The theme focused on:
- Family Farming: FANRPAN recognises “Family Farming” as farming operations owned and operated by rural household farming families; and the majority of which are poor.
- African Agriculture: FANRPAN acknowledges that over 80% of farmers in Africa are in family farming. These family farmers continue to stay at the heart of Africa’s agriculture as they are generators of African agriculture competitiveness, growth and job creation.
- Climate-smart agriculture: Climate-smart agriculture seeks to increase sustainable productivity, strengthen farmers’ resilience, reduce agriculture’s greenhouse gas emissions and increase carbon sequestration.
- The recently formed African and Global climate-smart agriculture Alliances, which FANRPAN endorses and is part of, launched respectively as follows:
- African Chapter launched in Malabo on the 25th of June 2014
- Global Chapter launched in New York on 24th September 2014
- The declaration of 2014 as the Year of Agriculture and Food Security by the African Commission, and
- The United Nations declaration of 2014 as the International Year of Family Farming (IYFF).
- Post-harvest losses and implication on Family Farming: Fisheries Systems by Mr John Linton (NRI)/Dr Sloans Chimatiro
- An overview of the FANRPAN Post-harvest loss management (PHLM) projects by Dr Bellah Mpofu (FANRPAN)
|His Royal Highness, Prince Seeiso Bereng Seeiso
(on the left) with Mr Talentus Mthunzi the
AfricaInteract Coordinator for Southern Africa
Launch of the AfricaInteract study Reports titled: Review of Research and Policies for Climate Change Adaptation in the (i) Agriculture, (ii) Urban, and (iii) Health Sectors in Southern Africa”
- The “Review of Research and Policies for Climate Change Adaptation in the Agriculture Sectors in Southern Africa“; written by Prof Paul Mapfumo, Dr Abdulai Jalloh and Dr Sepo Hachigonta.
- The “Review of Research and Policies for Climate Change Adaptation in the Health in Southern Africa“; written by Dr Mao Amis, Dr Abdulai Jalloh and Dr Sepo Hachigonta.
- The “Review of Research and Policies for Climate Change Adaptation in Urban Areas in Southern Africa“; written by Ms Miriam Madalitso Joshua, Dr Abdulai Jalloh and Dr Sepo Hachigonta.
Special thanks were given to CORAF, FANRPAN and the funding agency IDRC who enabled production of what HRH the Prince referred to as valuable gifts.
- Climate Smart Agriculture (CSA) is agriculture that sustainably increases productivity, resilience (adaptation), reduces/removes greenhouse gases (mitigation), and enhances achievement of national food security and development goals.
- CSA promotes agricultural best practices, particularly integrated crop management, conservation agriculture, intercropping, improved seeds and fertilizer management practices, as well as supporting increased investment in agricultural research.
- CSA encourages the use of all available and applicable climate change solutions in a pragmatic and impact-focused manner.
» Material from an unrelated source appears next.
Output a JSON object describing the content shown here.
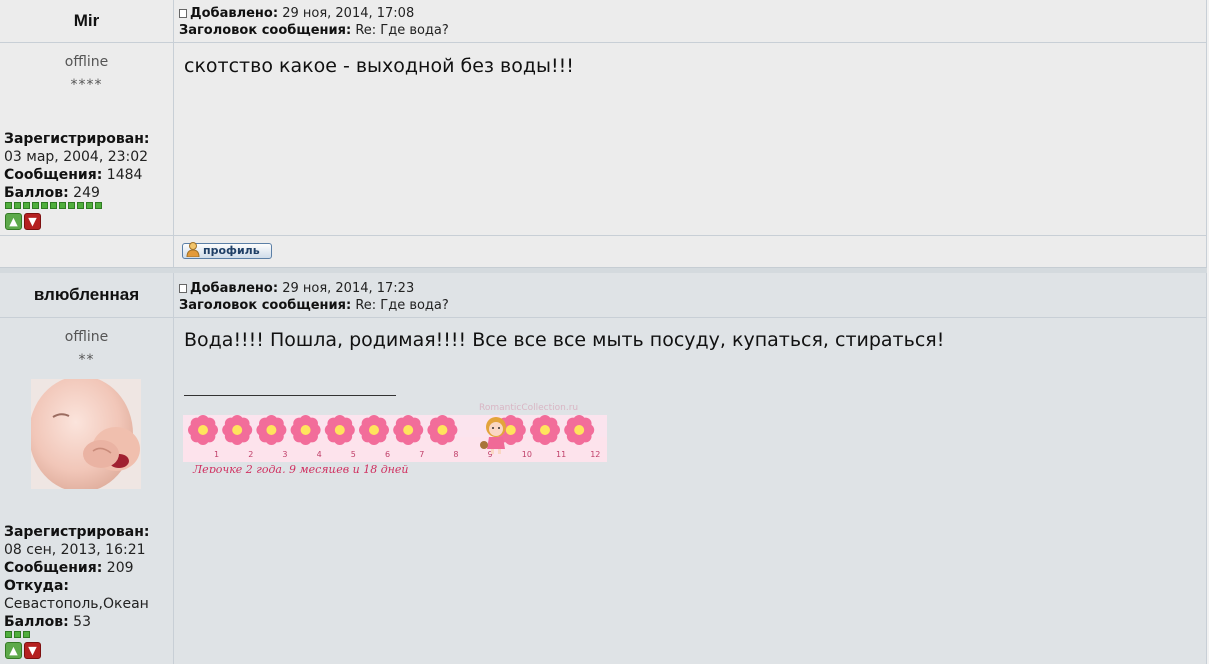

While resilience is key, CSA is a broad approach which for more innovation and pro-activeness in changing the way farming is done in order to adapt and mitigate while sustainably increasing productivity.
- CSA practices propose the transformation of agricultural policies and agricultural systems to increase food productivity and enhance food security while preserving the environment and ensuring resilience to a changing climate